Hundreds of people mobilized by the communist government of Huế city. Thugs attacked the monks who tried to defend the sacred symbol. In two, they were injured and another was knocked unconscious. Prominent local police officers recognized among attackers. A parish priest: "Attack masks powerful economic interests in property.

" The monastery is at the center of an old dispute with the government.

Hanoi (AsiaNews) – Plain clothes policemen and thugs hired by local authorities have once again attacked and beat a group of monks and faithful in the Catholic monastery of Thien An (Huế, central Vietnam). They tried to stop an attack on the cross and the statue of Christ erected on a land that for years the provincial government has been trying to illegally claim.

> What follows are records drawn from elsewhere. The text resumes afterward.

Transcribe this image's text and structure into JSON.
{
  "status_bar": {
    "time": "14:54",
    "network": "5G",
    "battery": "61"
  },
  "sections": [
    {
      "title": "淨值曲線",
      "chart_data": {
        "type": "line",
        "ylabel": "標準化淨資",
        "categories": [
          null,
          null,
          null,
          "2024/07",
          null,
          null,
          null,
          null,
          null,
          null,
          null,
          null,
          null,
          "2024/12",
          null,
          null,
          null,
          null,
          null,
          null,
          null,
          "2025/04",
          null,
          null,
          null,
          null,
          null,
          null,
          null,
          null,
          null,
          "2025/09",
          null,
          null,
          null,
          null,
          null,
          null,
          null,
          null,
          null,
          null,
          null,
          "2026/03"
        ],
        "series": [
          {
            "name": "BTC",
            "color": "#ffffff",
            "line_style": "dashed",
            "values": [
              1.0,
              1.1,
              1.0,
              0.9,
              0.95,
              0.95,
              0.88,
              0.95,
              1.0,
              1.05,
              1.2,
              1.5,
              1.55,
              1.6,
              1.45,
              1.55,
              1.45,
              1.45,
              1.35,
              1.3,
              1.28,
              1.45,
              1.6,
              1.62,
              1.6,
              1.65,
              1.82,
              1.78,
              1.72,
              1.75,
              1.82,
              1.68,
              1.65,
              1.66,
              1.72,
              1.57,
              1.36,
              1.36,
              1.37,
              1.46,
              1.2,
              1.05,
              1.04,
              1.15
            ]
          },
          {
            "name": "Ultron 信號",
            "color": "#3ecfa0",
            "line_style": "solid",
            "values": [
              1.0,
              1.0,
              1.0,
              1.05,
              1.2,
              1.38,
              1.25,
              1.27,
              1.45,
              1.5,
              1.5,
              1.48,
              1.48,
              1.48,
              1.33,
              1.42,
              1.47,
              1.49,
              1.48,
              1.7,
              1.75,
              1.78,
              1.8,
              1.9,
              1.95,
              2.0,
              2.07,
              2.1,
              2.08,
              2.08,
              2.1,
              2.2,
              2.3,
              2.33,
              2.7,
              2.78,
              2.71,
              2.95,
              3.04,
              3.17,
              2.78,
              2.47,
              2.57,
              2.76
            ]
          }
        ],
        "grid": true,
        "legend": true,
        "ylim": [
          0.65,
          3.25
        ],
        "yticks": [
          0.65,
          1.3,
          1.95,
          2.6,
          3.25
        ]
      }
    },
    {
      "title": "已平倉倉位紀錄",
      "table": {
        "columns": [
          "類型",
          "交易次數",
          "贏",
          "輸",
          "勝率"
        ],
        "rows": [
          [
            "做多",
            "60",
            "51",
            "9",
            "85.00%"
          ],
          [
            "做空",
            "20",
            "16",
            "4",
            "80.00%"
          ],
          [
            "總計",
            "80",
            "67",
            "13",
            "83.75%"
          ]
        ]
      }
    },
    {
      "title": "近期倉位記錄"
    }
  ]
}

Around eight in the morning of 28 June, a hundred thugs broke into the monastery grounds and, shouting blasphemous phrases, knocked down the big cross. The assailants then set upon the monks who tried to raise the sacred symbol again and protect the adjoining statue of Jesus, under the eyes of the faithful who attempted to document the violent attack. Meanwhile, Huế authorities had deployed some police departments to prevent local community Catholics from accessing the monastery.

"They have thrown stones against the monks and hit three or four of them," says Fr. Peter Cao Đức Lợi, priest of the monastery, adding that undercover police were helped to break the cross by "women and thugs". "They prevented us from raising it again and pulled the monks clinging to it by their hair and clothes. Two of them were injured and another was knocked senseless. It was horrible. "

Despite the aggressors wearing civilian clothes, Fr. Loi was able to identify some of the prominent officers of the police among them. The priest declares to AsiaNews: "I saw with my own eyes some key characters, such as Võ Trọng Nhơn and Dương Văn Hiếu, of the city police; Mr. Minh, of the district police; Trần Công Quý of the provincial one. There were many plain clothes officers, I recognized them because I have met them many times. "

Ms. Lee, from Huế diocese, told AsiaNews: "More than 100 people came to the monastery to destroy the cross and the statue, it can not be a spontaneous act. This is the work of the city government. There are strong economic and property interests behind this aggression, targeted at the occupation of this land and involving police, thugs, and local authorities. They will split money among themselves. "

The Catholic monastery of Thiên An is not new to these attacks and is often subject to persecution by the state. The cross and the statue of Jesus Christ attacked and demolished 28 June were already destroyed in 2015 and 2016 and promptly replaced by monks and faithful.

Although acknowledged by Vietnamese law, Catholic worship is at the center of a painful dispute with the Communist regime, which has long sought to seize more than 110 hectares of protected forests and eradicate religious practice. In 1998, Deputy Prime Minister Nguyen Cong Tan signed the illegal (expropriation) order of lands adjacent to the monastery. For years the local administration has had its sights on the area and annexed structure to make it available to a travel agency. The monastery is often the subject of attacks by local authorities to frighten Catholics and persuade them to abandon the area. To these are added raids by policemen who, repeatedly, have broken into the structure and threatened to occupy it.